God or whomever is allegedly in charge of things up there getting off of his fat ass and coming down here to lowly Earth, and walking up to you saying, "Well Shane, I know that this might not be the best time. I know you're here because some assholes have declared jihad in my name against America and then some American bureaucrat who doesn't know anything about anything made a decision to put you in a shit hole for 12 months. And I know you've had a rough go of things while you've been here. But someone has to go today." 

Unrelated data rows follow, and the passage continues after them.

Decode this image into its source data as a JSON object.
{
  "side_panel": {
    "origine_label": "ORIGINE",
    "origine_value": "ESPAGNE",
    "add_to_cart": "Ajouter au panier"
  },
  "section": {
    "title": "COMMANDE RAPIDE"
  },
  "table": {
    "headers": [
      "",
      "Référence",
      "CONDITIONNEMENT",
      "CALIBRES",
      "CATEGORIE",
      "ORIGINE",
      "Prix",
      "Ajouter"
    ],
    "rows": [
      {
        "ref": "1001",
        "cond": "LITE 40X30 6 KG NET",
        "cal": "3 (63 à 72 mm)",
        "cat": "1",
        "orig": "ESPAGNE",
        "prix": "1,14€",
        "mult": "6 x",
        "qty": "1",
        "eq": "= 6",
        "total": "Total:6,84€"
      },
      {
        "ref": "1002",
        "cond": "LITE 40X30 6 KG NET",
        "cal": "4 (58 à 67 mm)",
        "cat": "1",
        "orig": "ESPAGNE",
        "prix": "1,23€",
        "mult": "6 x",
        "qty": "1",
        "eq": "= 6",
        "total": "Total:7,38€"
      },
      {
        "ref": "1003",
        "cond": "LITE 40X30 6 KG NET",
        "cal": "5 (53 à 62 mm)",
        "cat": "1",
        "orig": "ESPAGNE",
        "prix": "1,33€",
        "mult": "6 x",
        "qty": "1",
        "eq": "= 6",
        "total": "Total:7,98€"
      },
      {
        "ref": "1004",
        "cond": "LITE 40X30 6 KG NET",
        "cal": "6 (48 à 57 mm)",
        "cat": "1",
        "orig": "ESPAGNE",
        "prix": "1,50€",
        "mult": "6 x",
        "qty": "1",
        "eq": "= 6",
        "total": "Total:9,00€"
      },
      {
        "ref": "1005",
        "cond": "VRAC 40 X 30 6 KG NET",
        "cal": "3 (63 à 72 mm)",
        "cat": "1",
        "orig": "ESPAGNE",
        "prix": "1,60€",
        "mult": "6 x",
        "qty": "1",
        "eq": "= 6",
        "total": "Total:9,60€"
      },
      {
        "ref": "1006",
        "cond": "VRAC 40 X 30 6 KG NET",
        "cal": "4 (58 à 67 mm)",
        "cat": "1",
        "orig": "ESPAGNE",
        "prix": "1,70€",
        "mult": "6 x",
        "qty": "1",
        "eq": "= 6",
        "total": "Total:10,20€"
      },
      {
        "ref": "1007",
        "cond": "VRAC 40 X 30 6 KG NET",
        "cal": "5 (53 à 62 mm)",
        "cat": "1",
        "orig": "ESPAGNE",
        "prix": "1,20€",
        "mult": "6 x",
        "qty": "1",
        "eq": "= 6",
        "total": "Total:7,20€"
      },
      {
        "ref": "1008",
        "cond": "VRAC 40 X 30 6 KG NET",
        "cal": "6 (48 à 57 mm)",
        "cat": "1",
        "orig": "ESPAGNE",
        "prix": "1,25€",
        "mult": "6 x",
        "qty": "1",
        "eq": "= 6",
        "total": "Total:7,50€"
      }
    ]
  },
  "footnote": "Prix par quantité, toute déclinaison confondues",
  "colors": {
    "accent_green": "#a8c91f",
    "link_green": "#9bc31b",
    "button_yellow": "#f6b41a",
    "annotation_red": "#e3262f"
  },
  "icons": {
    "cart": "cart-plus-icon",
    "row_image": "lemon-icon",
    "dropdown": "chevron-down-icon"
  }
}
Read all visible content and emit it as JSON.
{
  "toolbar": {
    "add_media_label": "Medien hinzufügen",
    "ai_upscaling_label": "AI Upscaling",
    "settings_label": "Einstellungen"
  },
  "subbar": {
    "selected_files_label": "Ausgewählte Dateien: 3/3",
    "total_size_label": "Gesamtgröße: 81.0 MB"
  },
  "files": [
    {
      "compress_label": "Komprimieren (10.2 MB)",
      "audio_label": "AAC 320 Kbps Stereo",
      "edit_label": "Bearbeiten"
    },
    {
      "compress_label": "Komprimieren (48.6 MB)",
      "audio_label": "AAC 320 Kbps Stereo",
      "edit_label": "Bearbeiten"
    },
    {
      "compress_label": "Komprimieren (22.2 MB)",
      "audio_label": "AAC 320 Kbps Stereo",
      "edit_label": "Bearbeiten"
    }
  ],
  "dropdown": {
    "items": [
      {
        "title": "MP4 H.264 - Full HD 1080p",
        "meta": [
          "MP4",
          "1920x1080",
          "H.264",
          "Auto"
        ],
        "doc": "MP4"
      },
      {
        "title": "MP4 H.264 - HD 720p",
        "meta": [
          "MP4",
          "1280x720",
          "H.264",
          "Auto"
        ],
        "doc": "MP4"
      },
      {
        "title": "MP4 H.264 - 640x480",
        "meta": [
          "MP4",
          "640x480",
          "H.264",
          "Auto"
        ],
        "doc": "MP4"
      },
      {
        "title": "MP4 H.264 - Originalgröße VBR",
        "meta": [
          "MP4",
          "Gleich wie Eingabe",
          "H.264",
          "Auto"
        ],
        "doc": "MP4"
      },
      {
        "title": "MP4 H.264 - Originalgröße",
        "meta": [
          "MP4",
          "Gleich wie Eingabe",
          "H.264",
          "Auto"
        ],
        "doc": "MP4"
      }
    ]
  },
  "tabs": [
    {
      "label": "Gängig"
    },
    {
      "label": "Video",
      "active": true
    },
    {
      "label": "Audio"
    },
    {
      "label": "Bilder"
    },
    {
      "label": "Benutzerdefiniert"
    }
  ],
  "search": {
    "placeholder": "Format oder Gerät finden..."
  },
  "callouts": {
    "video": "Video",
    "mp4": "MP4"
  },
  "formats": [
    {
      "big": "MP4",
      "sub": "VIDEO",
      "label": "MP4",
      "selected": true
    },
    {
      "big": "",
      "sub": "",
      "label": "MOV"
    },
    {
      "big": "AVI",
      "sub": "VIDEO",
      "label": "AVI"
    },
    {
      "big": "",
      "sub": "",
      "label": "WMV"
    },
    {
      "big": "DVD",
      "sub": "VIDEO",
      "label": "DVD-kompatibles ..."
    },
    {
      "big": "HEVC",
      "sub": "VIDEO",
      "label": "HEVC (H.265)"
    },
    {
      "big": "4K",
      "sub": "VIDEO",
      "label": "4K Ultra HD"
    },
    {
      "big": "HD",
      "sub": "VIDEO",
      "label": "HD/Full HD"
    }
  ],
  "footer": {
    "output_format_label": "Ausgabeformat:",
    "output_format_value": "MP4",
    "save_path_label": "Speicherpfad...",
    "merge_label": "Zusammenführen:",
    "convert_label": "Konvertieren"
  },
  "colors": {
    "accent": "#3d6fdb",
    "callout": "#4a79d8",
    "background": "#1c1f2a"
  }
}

You would have become solemn and purse your lips and look down at the ground, maybe kick some rocks with your boot. You'd look God in the eyes, even though most people probably wouldn't be able to do that. God would say, "I already know what you're going to choose, because I am God, after all, and even though I let you think you have free will, I'm still omniscient and all powerful. But I need to ask you anyways, Shane. Someone has to go today. Who is it going to be? Is it going to be one of them?," as God would wave his arm, pointing toward other soldiers, "Is it going to be one of your brothers, Shane? Or is it going to be you?" 

And Shane would have taken a deep breath and replied, "It's gonna be me." 

And that would've been the end of it. God would have given him a somewhat quick death for making such a selfless decision, allowing a stray bullet to hit Shane when he was least expecting it, and then allowing Death to slip in to take Shane's soul to where ever souls go and then the rest of the story would unfold. Not that Shane was some sort of constantly self-sacrificing lamb. But I know in my heart that he would have given his life for his brothers. Because that's really what infantrymen fight for -- one another. Not America. Not the Constitution. Not the president. Not the government. But for their brothers. Yes, they sign paperwork and recite oaths to protect America and the Constitution and the president and the government. But, from everything Shane ever told me about war, those things become intangibles. Concepts. Far away thoughts. President Obama isn't going to swoop in and kill all of the bad guys when they have their sights on you. The Constitution isn't going to give you water when you've consumed all of your own and there isn't more coming for 48 hours. The government won't tell you a joke to make you crack a smile when you need it the most, when you're at your lowest because you've been out in the field for over a week without a shower or a change of clothes or a reminder of home or a moment without having to be alert to the fact that someone is attempting to kill you. But your brothers will do all of those things for you and more. Because they know what it's like. Because they're the only people in the world who really have any idea of what you're going through. And Shane knew all of those things, which is why I have a 5% understanding of those things and why I know that I shouldn't be mad at him for being dead. I should be happy that he lived. That he loved. That he was doing what he wanted to do with his life.

But knowing all of this leaves me with no catharsis. It leaves me staring out a window, watching white flecks of frozen ice blur together.